“The A-Team,” to summarize, tells the story of the origins of the ragtag group of military masterminds and misfits, their fall from grace, and their action-packed mission for redemption.
The first ten minutes of the film are devoted to the mission that brings all four members of the team together. Col. John “Hannibal” Smith (Liam Neeson) is on a mission to save the charming philanderer Lt. Templton “Faceman” Peck (Bradley Cooper) from a team of unpleasant drug lords and corrupt military men when he meets B.A. Baracus (Quinton “Rampage” Jackson). The two orchestrate the rescue of Faceman and meet their fourth man, Murdock (Sharlto Copley), at the hospital where they go to recoup post-mission.
This opening is easily the best sequence of the movie. The members of the A-Team have a quirky charm in these early scenes, even if they do lack on-screen chemistry as a team. The stunts and effects of the opening sequence are also some of the best in the film, if only because they are some of the only visible effects in the movie.
The rest of the movie, chronicling the persecution of the team and their plot for revenge, is filled with fantastic stunts that no one can really see.
Here lies film’s biggest failing as an action movie: many of the death-defying stunts, the trademark of the team, go unnoticed because of poor lighting and direction. A stunt involving a motorcycle sliding under a moving truck gets little notice because the audience can barely see it to appreciate it. The hand-to-hand combat portrayed in the film is inventive, but is framed so poorly that the audience doesn’t get the full effect.
An exception to this, however, is a delightful stunt involving a tank, a parachute and some serious CGI. As delightful as this stunt is, however, it is a symptom of another of the movie’s problems.
The movie’s second biggest problem is plot incoherence. While most of the movie deals with the team’s bid at redemption, many of the major plot points go unnoticed. Why, exactly, are the heroes flying a tank using a parachute and firepower? Action plots don’t need to be too complex. Too many villains and location moves can spoil a fun action ride. The three or so “villains” plaguing the A-Team add only confusion, which takes the viewer out of what could otherwise be a carefree cinematic experience.

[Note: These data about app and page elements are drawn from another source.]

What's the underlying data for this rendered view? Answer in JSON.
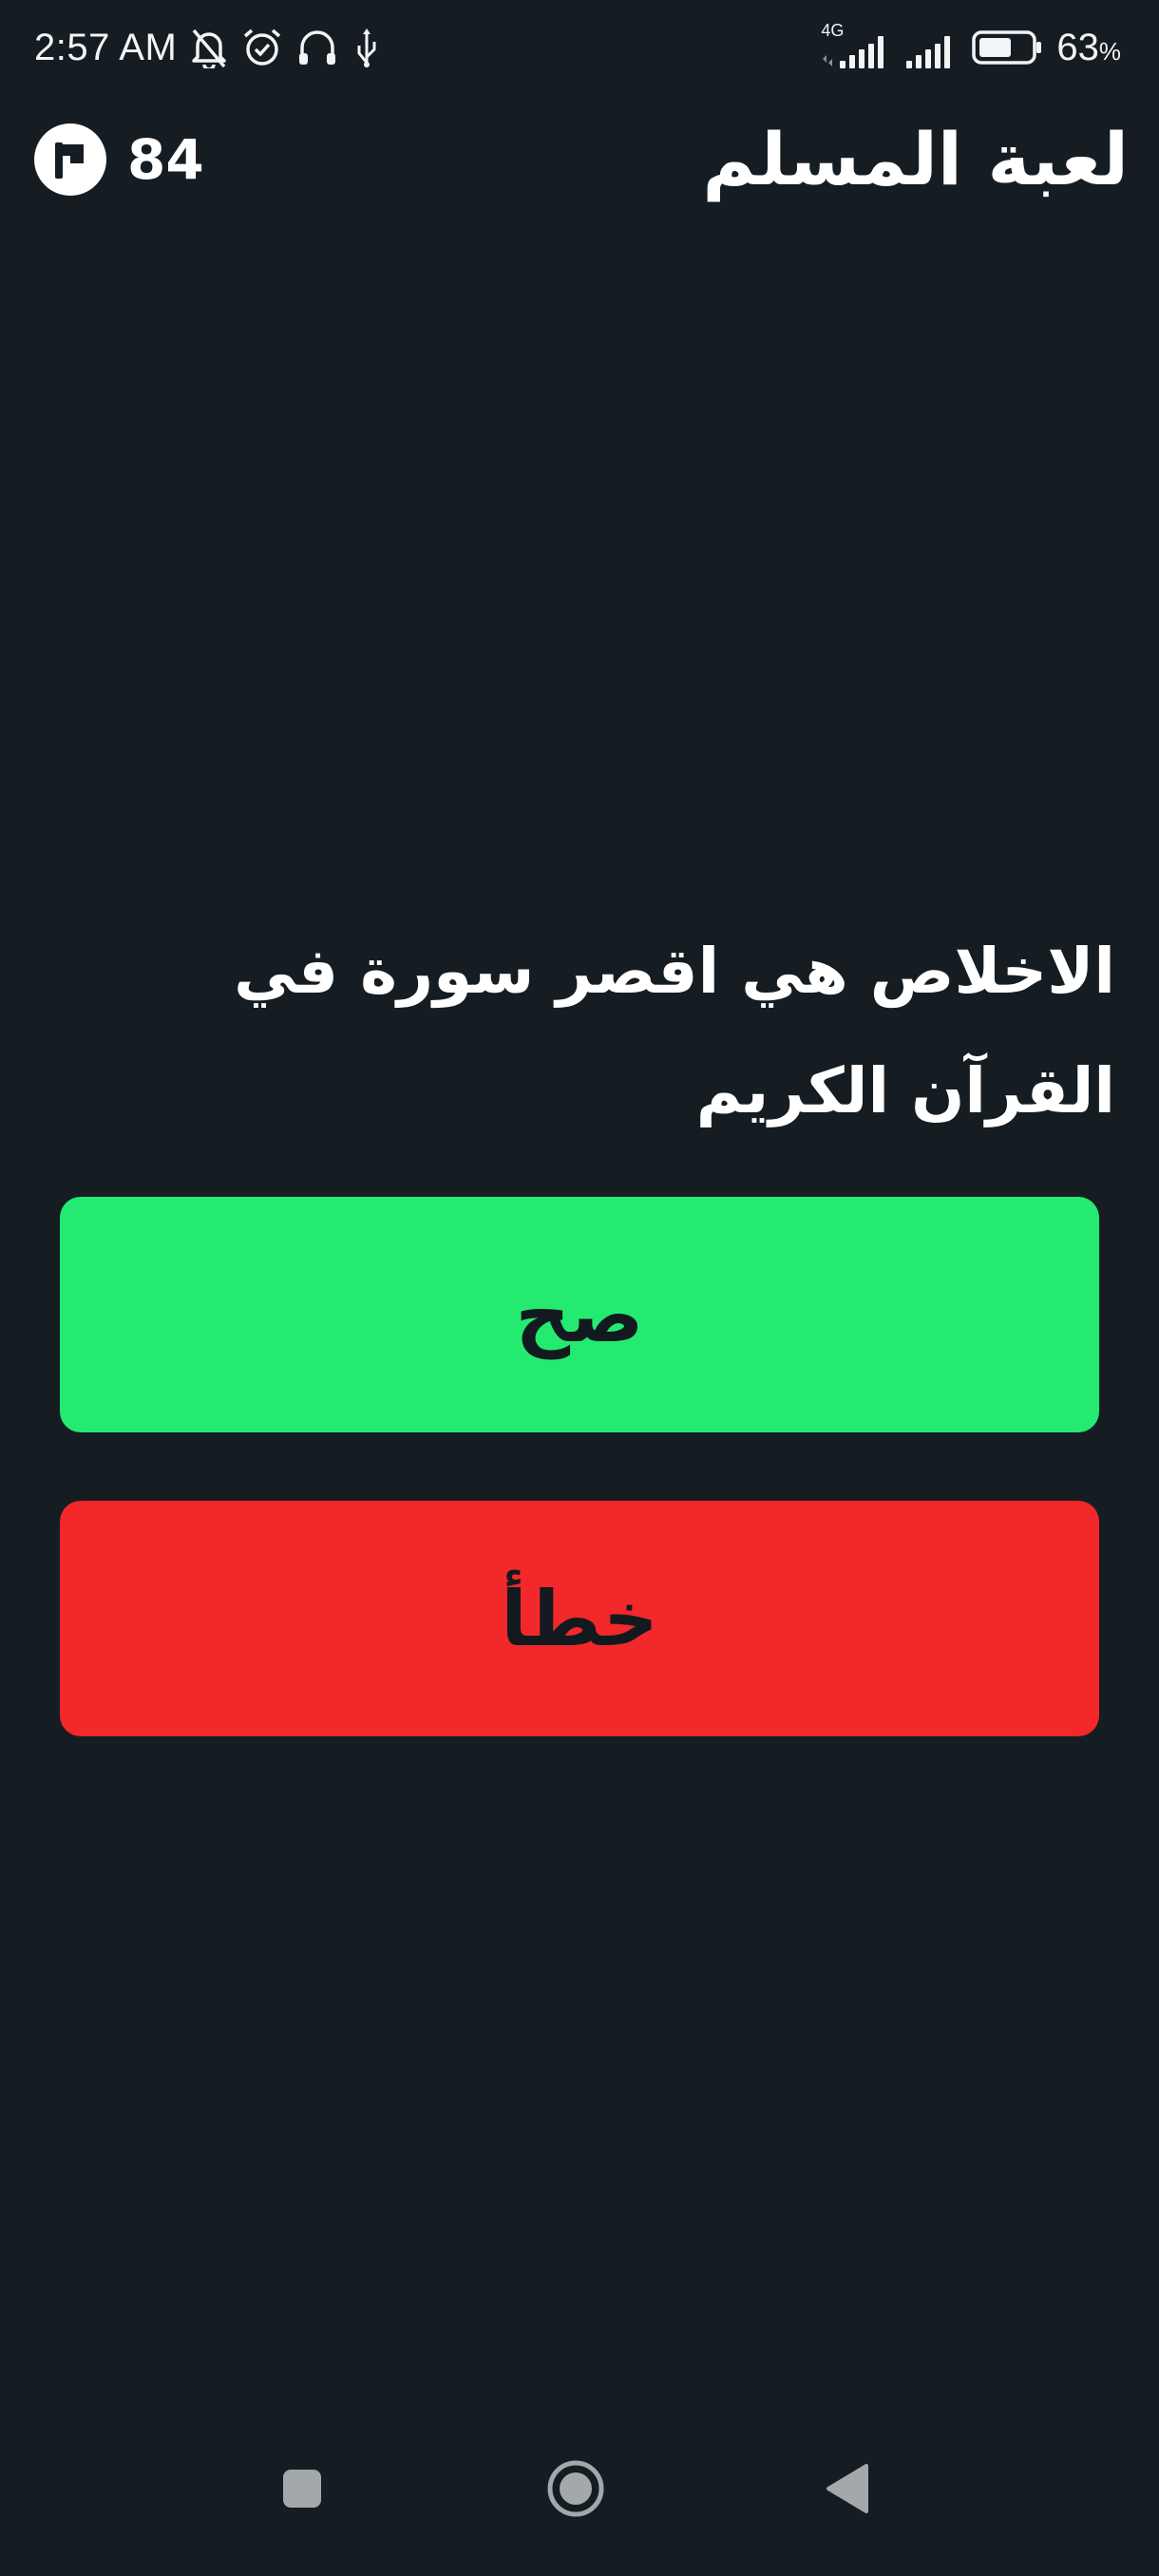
{
  "status_bar": {
    "time": "2:57 AM",
    "network_label": "4G",
    "battery_percent": "63",
    "battery_sign": "%",
    "battery_level": 0.63,
    "icons": [
      "bell-off-icon",
      "alarm-icon",
      "headphones-icon",
      "usb-icon",
      "signal-icon",
      "signal-icon",
      "battery-icon"
    ]
  },
  "header": {
    "title": "لعبة المسلم",
    "score": "84",
    "score_icon": "flag-icon"
  },
  "question": {
    "text": "الاخلاص هي اقصر سورة في القرآن الكريم"
  },
  "answers": {
    "true_label": "صح",
    "false_label": "خطأ"
  },
  "nav_bar": {
    "icons": [
      "recents-square-icon",
      "home-circle-icon",
      "back-triangle-icon"
    ]
  },
  "colors": {
    "background": "#151d22",
    "true_button": "#25ea72",
    "false_button": "#f2282b",
    "button_text": "#121a1f",
    "foreground": "#ffffff"
  }
}
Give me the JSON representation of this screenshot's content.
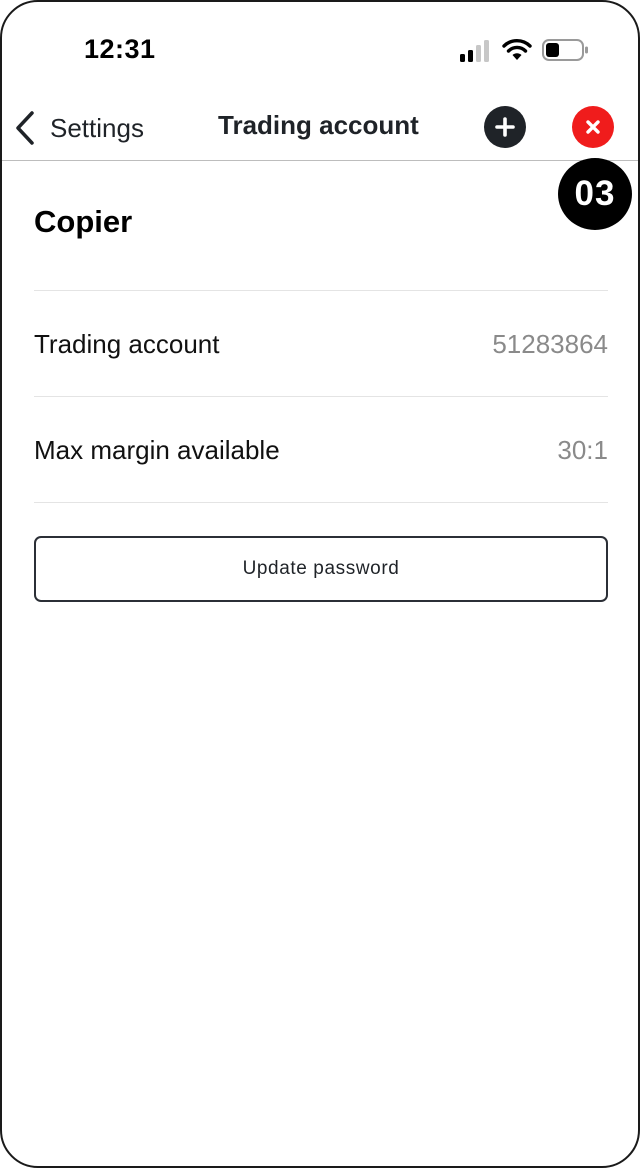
{
  "status_bar": {
    "time": "12:31",
    "icons": [
      "signal-icon",
      "wifi-icon",
      "battery-icon"
    ]
  },
  "nav": {
    "back_label": "Settings",
    "back_icon": "chevron-left-icon",
    "title": "Trading account",
    "add_icon": "plus-icon",
    "close_icon": "close-icon"
  },
  "step_badge": "03",
  "section": {
    "title": "Copier"
  },
  "rows": [
    {
      "label": "Trading account",
      "value": "51283864"
    },
    {
      "label": "Max margin available",
      "value": "30:1"
    }
  ],
  "update_button_label": "Update password",
  "colors": {
    "text_dark": "#1f2328",
    "value_grey": "#8a8a8a",
    "close_red": "#f01c1c",
    "add_dark": "#1f2328",
    "badge_black": "#000000"
  }
}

Between the poor execution of stunts and the lack of a cohesive narrative, the film suffers from an acute case of confusion. But the movie does have its moments. The leads are charming, and their performances are all strong enough to serve the movie. The standout performances of the film come from the least likely sources. Liam Neeson and Bradley Cooper, the big names of the film, are outshone by Rampage Jackson and Sharlto Copley.
Jackson delivers an understated performance as the gentle giant of the group, and Copley, coming off of an excellent performance in last year’s District 9, shows his range as the eccentric comic relief.
While these performances can’t entirely redeem the film, the movie is still worth the price of admission. Yes, there are better action movies, but “The A-Team” shines during what has been a dull summer for big blockbusters.
“The A-Team” is rated PG-13 and is currently playing in Calhoun and surrounding areas.